Here’s a look at some of the latest acquisitions at the Vertu Fine Art Gallery.
Tom Wesselmann, The Smoker
The Smoker is an embossed lithograph that contains some of Tom Wesselmann’s favorite things … a graceful hand, with dark red fingernails, holding a cigarette, and smoke wafting from a pair of full, red lips.
A true Renaissance Man, Tom Wesselmann had a degree in Psychology and went to Cooper Union to study Fine Art. He became a consummate New Yorker who loved, and wrote, country music (his song, I Love Doing Texas With You was included in the Brokeback Mountain movie soundtrack). He wrote a book about himself called Wesselmann, using the pseudonym, Slim Stealingworth.
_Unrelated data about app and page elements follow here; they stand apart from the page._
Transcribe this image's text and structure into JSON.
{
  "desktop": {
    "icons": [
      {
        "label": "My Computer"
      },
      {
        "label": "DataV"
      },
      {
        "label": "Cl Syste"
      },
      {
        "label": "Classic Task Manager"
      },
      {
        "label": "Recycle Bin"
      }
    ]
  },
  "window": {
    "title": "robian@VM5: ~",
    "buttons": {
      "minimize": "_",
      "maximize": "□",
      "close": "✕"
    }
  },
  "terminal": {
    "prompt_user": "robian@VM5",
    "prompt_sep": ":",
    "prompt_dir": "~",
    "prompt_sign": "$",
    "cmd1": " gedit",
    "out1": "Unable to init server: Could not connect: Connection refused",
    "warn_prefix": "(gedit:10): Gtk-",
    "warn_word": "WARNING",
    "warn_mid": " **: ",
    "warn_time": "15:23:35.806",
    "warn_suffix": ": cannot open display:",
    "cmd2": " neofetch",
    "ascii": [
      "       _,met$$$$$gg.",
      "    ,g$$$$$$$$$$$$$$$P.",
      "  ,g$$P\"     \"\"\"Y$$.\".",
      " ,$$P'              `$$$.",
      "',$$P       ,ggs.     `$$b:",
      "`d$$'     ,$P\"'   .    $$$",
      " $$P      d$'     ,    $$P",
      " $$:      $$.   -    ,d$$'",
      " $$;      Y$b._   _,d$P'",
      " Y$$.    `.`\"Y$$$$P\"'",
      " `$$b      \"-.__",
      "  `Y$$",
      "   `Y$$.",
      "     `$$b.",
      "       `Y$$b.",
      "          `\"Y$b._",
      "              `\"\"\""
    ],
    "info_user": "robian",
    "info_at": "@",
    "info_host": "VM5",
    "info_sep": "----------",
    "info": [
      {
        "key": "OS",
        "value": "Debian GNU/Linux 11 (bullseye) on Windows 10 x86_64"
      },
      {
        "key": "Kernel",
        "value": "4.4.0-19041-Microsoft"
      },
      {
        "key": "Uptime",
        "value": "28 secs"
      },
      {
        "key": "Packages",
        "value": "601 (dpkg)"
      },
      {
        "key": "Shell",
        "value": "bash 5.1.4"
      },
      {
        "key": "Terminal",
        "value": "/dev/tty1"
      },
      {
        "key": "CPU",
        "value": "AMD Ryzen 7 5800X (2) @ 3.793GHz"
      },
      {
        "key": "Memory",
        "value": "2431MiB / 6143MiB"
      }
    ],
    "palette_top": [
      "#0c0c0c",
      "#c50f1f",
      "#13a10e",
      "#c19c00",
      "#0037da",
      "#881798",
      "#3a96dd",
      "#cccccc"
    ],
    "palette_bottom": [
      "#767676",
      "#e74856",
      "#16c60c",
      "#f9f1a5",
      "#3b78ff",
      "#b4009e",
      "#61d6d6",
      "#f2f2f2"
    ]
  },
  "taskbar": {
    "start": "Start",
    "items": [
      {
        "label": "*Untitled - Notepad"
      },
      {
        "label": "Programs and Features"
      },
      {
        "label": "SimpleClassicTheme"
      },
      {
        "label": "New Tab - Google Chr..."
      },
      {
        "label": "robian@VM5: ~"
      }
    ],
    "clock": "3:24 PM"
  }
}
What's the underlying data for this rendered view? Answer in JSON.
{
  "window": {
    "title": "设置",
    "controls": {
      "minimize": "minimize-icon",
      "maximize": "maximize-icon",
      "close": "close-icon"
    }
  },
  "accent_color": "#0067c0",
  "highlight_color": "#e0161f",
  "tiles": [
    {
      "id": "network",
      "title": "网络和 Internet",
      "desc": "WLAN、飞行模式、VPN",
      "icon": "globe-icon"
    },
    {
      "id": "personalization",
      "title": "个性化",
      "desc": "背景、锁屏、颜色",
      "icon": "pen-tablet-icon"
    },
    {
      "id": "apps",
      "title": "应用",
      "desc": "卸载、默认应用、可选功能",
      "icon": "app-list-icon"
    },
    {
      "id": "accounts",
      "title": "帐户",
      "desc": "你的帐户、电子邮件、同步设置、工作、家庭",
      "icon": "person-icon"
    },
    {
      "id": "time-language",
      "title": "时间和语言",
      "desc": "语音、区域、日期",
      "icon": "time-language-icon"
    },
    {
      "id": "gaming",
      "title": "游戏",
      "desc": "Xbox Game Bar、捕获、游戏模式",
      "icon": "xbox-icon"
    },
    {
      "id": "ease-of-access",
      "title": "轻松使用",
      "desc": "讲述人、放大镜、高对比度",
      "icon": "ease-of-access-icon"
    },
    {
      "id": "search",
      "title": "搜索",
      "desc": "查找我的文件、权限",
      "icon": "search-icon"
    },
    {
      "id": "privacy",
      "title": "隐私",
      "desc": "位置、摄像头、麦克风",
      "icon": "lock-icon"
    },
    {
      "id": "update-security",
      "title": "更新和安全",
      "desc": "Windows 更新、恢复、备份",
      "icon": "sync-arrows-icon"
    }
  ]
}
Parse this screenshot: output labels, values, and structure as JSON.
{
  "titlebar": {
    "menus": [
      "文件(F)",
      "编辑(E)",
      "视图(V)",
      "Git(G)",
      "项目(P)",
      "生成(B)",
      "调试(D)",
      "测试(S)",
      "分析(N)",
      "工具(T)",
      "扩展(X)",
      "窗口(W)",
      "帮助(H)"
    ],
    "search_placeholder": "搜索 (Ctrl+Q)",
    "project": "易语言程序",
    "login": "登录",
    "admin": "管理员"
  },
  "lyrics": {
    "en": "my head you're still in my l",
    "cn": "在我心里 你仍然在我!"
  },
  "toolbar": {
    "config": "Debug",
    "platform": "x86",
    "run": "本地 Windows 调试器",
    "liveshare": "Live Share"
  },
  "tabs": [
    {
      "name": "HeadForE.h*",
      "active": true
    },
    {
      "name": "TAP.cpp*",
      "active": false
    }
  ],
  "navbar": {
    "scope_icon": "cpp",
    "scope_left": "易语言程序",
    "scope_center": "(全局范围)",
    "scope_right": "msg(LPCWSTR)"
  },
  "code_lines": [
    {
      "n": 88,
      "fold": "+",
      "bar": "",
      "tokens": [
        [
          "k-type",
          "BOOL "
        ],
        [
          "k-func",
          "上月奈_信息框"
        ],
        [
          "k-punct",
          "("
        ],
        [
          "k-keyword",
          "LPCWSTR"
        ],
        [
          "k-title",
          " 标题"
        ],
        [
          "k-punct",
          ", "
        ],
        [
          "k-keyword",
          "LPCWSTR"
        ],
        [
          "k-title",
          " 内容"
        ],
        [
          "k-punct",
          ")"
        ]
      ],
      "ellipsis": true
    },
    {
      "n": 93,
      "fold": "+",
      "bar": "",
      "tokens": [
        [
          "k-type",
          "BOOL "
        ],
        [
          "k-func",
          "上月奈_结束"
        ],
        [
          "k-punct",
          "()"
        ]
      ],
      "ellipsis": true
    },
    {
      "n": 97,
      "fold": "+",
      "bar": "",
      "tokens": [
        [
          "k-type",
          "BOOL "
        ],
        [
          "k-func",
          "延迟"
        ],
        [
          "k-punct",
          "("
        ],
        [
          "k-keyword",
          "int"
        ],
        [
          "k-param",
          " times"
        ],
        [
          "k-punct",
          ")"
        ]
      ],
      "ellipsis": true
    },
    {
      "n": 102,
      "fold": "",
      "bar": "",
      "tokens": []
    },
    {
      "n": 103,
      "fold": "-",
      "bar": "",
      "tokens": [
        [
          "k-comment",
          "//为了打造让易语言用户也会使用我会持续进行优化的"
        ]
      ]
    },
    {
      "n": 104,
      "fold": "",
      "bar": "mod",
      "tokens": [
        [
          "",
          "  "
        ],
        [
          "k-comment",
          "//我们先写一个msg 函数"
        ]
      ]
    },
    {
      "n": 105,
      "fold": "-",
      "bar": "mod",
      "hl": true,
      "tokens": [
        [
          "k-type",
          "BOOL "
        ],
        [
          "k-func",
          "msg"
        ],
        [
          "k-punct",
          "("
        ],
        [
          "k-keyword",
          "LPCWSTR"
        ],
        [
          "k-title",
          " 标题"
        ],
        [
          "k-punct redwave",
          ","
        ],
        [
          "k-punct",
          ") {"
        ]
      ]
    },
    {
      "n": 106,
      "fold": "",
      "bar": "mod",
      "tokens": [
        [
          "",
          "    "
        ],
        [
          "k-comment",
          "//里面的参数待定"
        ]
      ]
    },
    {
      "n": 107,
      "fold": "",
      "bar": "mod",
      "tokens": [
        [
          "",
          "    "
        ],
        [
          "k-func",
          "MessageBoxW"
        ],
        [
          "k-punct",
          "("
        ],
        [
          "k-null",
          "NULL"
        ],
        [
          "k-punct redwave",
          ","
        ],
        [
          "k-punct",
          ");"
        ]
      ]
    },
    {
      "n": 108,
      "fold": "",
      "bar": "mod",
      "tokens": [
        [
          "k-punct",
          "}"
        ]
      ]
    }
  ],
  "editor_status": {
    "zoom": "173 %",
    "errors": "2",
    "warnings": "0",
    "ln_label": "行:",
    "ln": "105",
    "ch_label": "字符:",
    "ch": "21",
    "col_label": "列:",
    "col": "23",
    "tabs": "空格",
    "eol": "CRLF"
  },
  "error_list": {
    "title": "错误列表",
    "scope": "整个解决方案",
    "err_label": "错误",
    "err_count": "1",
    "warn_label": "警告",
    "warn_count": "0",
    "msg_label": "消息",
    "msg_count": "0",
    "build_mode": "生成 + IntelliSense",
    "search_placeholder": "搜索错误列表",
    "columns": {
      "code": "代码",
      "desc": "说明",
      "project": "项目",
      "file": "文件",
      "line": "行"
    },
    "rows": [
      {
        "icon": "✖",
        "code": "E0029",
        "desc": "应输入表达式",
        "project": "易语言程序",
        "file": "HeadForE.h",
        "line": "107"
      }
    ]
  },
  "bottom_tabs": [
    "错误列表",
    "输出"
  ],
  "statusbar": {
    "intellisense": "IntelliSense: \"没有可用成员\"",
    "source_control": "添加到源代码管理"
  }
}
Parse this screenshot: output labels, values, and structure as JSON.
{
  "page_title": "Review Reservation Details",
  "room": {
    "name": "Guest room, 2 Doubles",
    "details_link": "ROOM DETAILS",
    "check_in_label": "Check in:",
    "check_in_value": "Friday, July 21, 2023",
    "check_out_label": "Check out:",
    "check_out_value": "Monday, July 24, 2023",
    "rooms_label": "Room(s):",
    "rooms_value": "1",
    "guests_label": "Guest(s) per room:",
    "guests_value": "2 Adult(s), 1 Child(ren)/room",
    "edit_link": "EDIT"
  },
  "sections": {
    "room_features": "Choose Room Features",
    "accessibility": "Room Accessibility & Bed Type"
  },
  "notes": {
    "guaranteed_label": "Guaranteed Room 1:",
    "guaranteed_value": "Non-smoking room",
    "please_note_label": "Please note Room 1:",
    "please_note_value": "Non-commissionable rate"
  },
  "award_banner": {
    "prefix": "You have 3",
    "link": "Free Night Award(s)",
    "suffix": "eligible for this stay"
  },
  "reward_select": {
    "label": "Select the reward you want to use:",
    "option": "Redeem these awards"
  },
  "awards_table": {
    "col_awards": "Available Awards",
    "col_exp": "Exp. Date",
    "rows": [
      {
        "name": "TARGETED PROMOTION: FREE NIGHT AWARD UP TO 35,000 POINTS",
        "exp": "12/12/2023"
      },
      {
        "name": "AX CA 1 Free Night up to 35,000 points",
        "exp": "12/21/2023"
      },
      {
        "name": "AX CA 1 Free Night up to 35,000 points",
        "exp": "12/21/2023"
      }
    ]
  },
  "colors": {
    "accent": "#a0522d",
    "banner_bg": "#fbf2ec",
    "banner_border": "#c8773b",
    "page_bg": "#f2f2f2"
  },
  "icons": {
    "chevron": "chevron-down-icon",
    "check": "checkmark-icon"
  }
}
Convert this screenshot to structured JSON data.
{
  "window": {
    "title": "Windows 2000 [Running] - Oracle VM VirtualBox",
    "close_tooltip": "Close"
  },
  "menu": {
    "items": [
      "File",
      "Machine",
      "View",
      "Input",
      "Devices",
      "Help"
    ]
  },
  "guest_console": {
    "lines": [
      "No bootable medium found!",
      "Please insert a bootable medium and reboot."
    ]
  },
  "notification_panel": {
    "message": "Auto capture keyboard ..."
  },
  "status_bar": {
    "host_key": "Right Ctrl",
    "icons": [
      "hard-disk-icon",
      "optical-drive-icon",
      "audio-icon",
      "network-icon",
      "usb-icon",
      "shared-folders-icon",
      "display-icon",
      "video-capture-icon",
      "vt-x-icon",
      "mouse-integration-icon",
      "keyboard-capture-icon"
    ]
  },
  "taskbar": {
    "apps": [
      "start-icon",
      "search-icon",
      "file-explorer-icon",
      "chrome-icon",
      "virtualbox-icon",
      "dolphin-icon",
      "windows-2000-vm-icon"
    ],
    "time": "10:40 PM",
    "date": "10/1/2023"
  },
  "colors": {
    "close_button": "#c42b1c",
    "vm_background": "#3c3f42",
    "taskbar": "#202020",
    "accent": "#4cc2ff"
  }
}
In Wesselmann’s own words, he wrote (as Stealingworth), “Many critics have described Tom Wesselmann as the most underrated painter of the American Art world of the 1960’s.”
Andy Warhol, Vote McGovern, Chicken and dumplings, Lifesavers
During the contentious election of 1972, the country was in the throes of the Viet Nam war and the Civil Rights movement. Alabama Governor, George Wallace, declared himself to be a Democratic presidential candidate along with George McGovern. McGovern, of course, wound up running against Richard Nixon, and Warhol was asked to contribute to the McGovern campaign.
In typical Warhol style, he created a demonic image of Nixon, with the simple slogan, Vote McGovern below the maniacal face. Simple, subtle, powerful and so very Warhol. If only he were around for this election… Also available in our gallery are Andy Warhol’s Chicken and dumplings and Lifesavers.
Roy Lichtenstein, Shipboard Girl
In the wake of his 1964 painting, Nurse, selling at Christie’s for $95.3 million a few weeks ago, Roy Lichtenstein’s artwork has become more desirable than ever. Created a year after Nurse, Shipboard Girl has the same mysterious and sensual feeling.
With no thought or speech bubble, it’s up to the viewer to imagine what is on Shipboard Girl’s mind. Maybe she’s thinking, “I’m getting a fine art print for Christmas. Maybe a Lichtenstein.”
Alex Katz, Red Hat Ada
Red Hat Ada is a recent work, a woodcut, of the muse (and wife) that Katz has been painting for more than fifty years.
Jeff Koons, Puppy Vase
The art of Jeff Koons isn’t always practical, but it’s always fun. His first Puppy sculpture was a 43-foot high topiary, installed on the terrace of Spain’s Guggenheim Museum, that supported about 60,000 flowers.
The Puppy Vase in our gallery is just 17 inches high. It can hold a bouquet of flowers and, unlike the original, doesn’t need to be tended to by a staff of gardeners.
Banksy, Choose Your Weapon
Banksy painted Choose Your Weapon on a London wall. No Timmy and Lassie here. The boy and his Keith Haring dog, in Choose Your Weapon, appear menacing and disenfranchised.
Banksy always gives his audience a lot to think about and Choose Your Weapon is no exception.
Kaws, You Should Know I Know
You Should Know I Know is the first screenprint that Kaws created this year.
Fans of Kaws (Brooklyn-based artist Brian Donnelly) will recognize elements of his creation, Companion, the Mickey Mouse-like character that appears in many of his drawings, sculptures and even as a float in the 2012 Macy’s Thanksgiving Day Parade.